  29. ^ Slomp, Hans (2011). Europe, A Political Profile: An American Companion to European Politics. ABC-CLIO. p. 549. ISBN 9780313391828. Retrieved 24 April 2019.
  30. ^ Mart Laar (2010). The Power of Freedom - Central and Eastern Europe after 1945. Unitas Foundation. p. 229. ISBN 978-9949-21-479-2.
  31. ^ Joanna A. Gorska (2012). Dealing with a Juggernaut: Analyzing Poland's Policy toward Russia, 1989-2009. Lexington Books. p. 104. ISBN 978-0-7391-4534-0.
  32. ^ Bartek Pytlas (2016). Radical Right Parties in Central and Eastern Europe: Mainstream Party Competition and Electoral Fortune. Routledge. p. 30. ISBN 978-1-317-49586-4.
  33. ^ José Magone (2010). Contemporary European Politics: A Comparative Introduction. Routledge. p. 457. ISBN 978-0-203-84639-1. Retrieved 19 July 2013.
  34. ^ Ingo Peters (2011). 20 Years Since the Fall of the Berlin Wall: Transitions, State Break-Up and Democratic Politics in Central Europe and Germany.
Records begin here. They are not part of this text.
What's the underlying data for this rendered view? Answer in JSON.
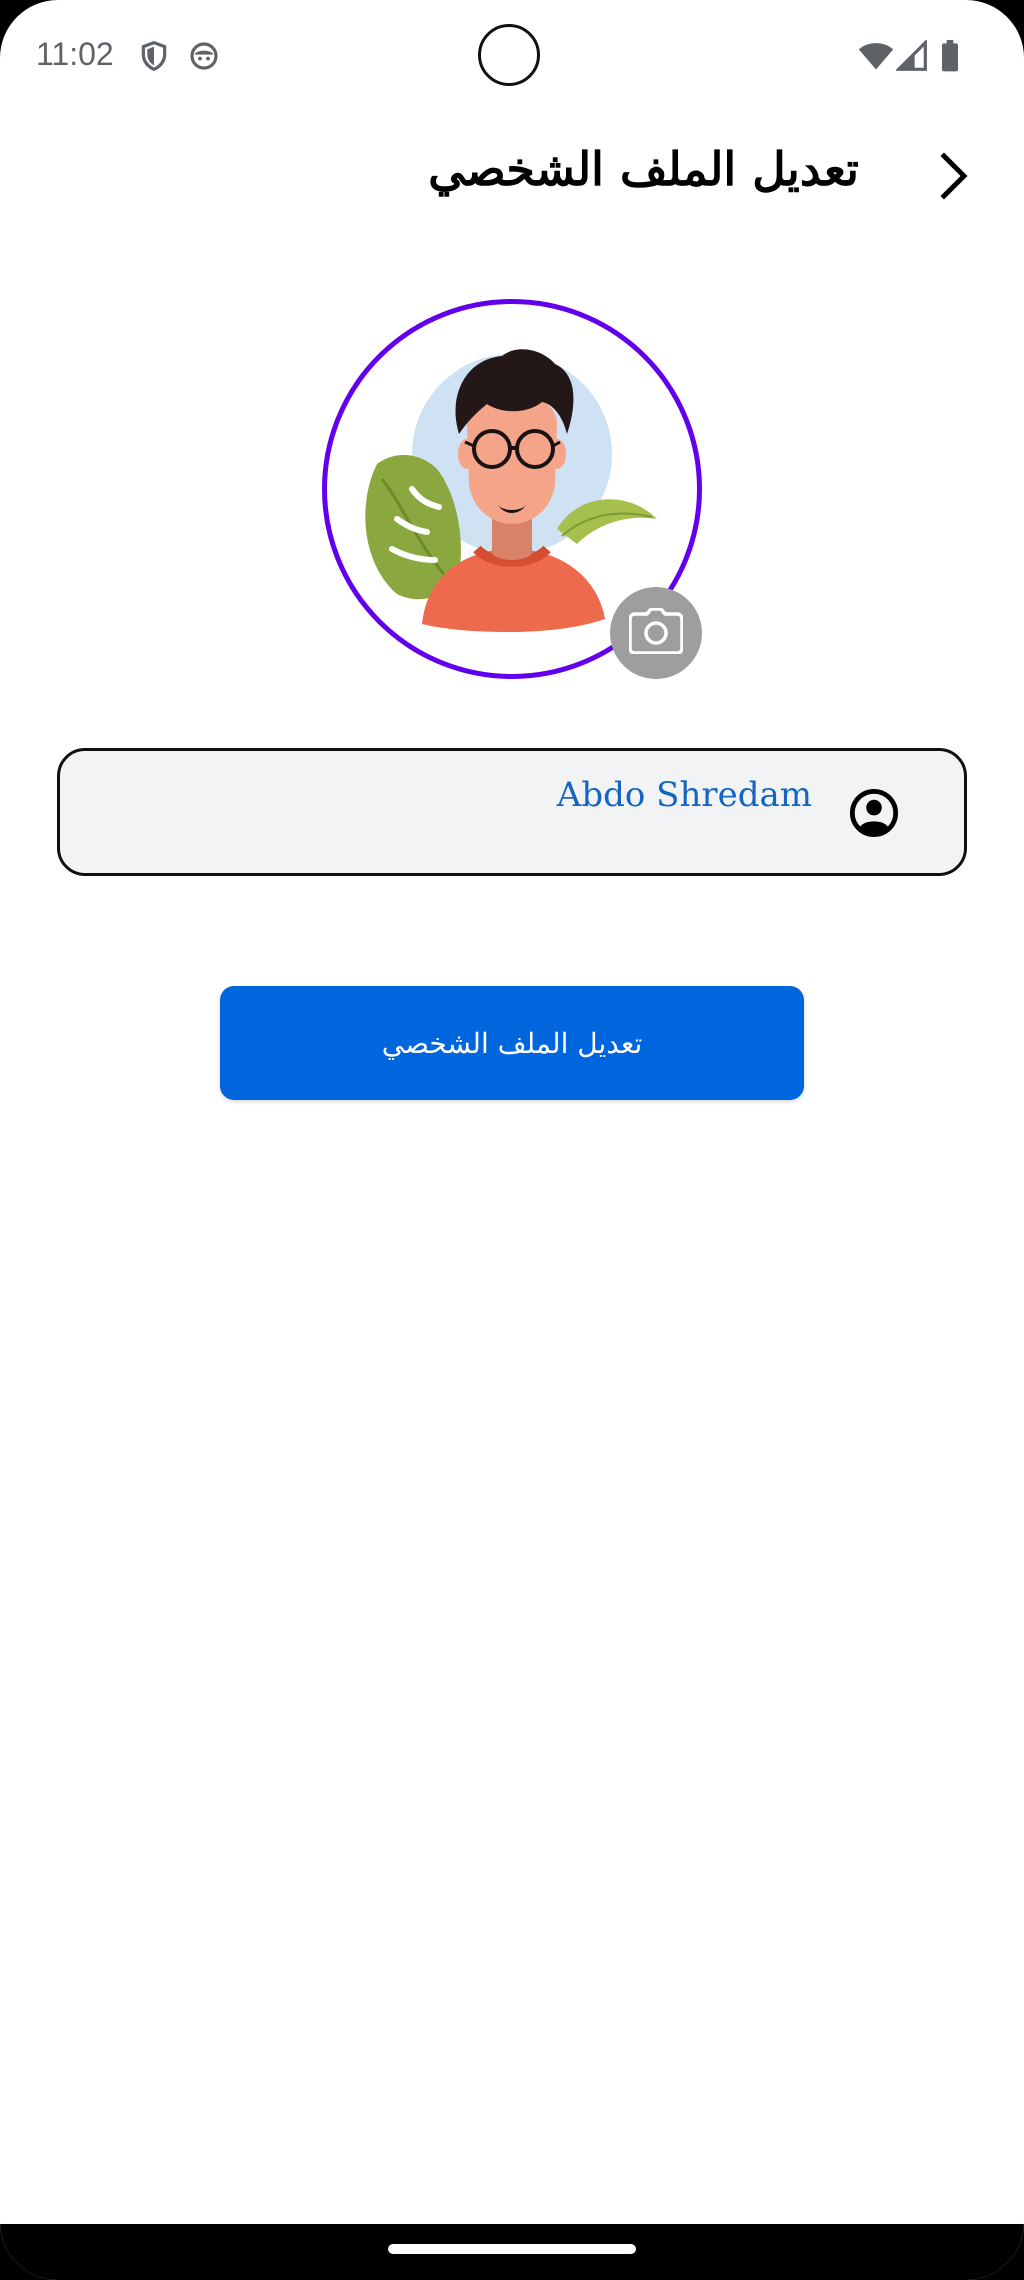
{
  "status_bar": {
    "time": "11:02",
    "left_icons": [
      "shield-icon",
      "android-face-icon"
    ],
    "right_icons": [
      "wifi-icon",
      "cell-signal-icon",
      "battery-icon"
    ]
  },
  "header": {
    "title": "تعديل الملف الشخصي",
    "back_icon": "chevron-right-icon"
  },
  "avatar": {
    "ring_color": "#6200ee",
    "camera_icon": "camera-icon"
  },
  "name_field": {
    "value": "Abdo Shredam",
    "icon": "account-circle-icon"
  },
  "submit": {
    "label": "تعديل الملف الشخصي",
    "color": "#0066dd"
  },
  "colors": {
    "primary": "#0066dd",
    "accent": "#6200ee",
    "field_bg": "#f1f3f5",
    "name_text": "#1565c0"
  }
}
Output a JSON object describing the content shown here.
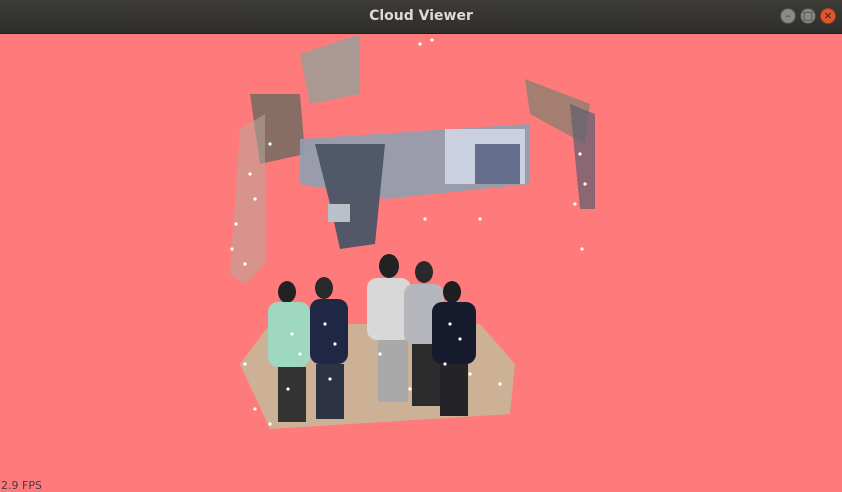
{
  "window": {
    "title": "Cloud Viewer",
    "controls": {
      "minimize_glyph": "–",
      "maximize_glyph": "□",
      "close_glyph": "×"
    }
  },
  "viewer": {
    "background_color": "#ff7b7b",
    "fps_label": "2.9 FPS",
    "content": "point-cloud"
  }
}
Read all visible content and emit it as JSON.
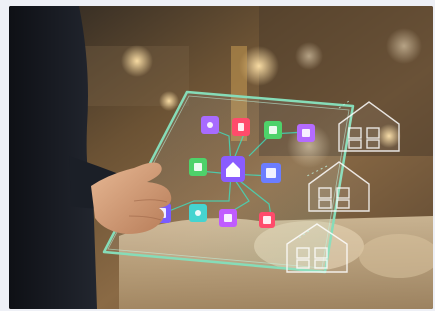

BWV Verlag. p. 280. ISBN 978-3-8305-1975-1. Retrieved 6 February 2013.
  35. ^ "Rzeczpospolita". 8 March 2010. Archived from the original on 27 September 2014. Retrieved 31 August 2014.
  36. ^ "ząd podwyższa akcyzę i zamraża płace". 2 October 2013. Retrieved 31 August 2014.
  37. ^ "Rząd zaciska pasa: zamraża pensje, podnosi akcyzę na papierosy i paliwa". 23 October 2011. Retrieved 31 August 2014.
  38. ^ "Dziś dowiemy się, dlaczego rząd zabierze nam ulgi". 26 July 2012. Retrieved 31 August 2014.
  39. ^ Sebastian Bobrowski (25 March 2014). "Zmiany w odliczaniu VAT od samochodów. Sprawdź ile i kiedy możesz odliczyć". Archived from the original on 19 April 2014. Retrieved 31 August 2014.
  40. ^ "Głosowanie nad przyjęciem w całości projektu ustawy o zmianie niektórych ustaw związanych z realizacją ustawy budżetowej, w brzmieniu proponowanym przez Komisję Finansów Publicznych, wraz z przyjętymi poprawkami". 16 December 2011. Retrieved 31 August 2014.
  41. ^ "Poland coal phase out pledged for 2040 by opposition government". Retrieved 12 October 2019.


External linksEdit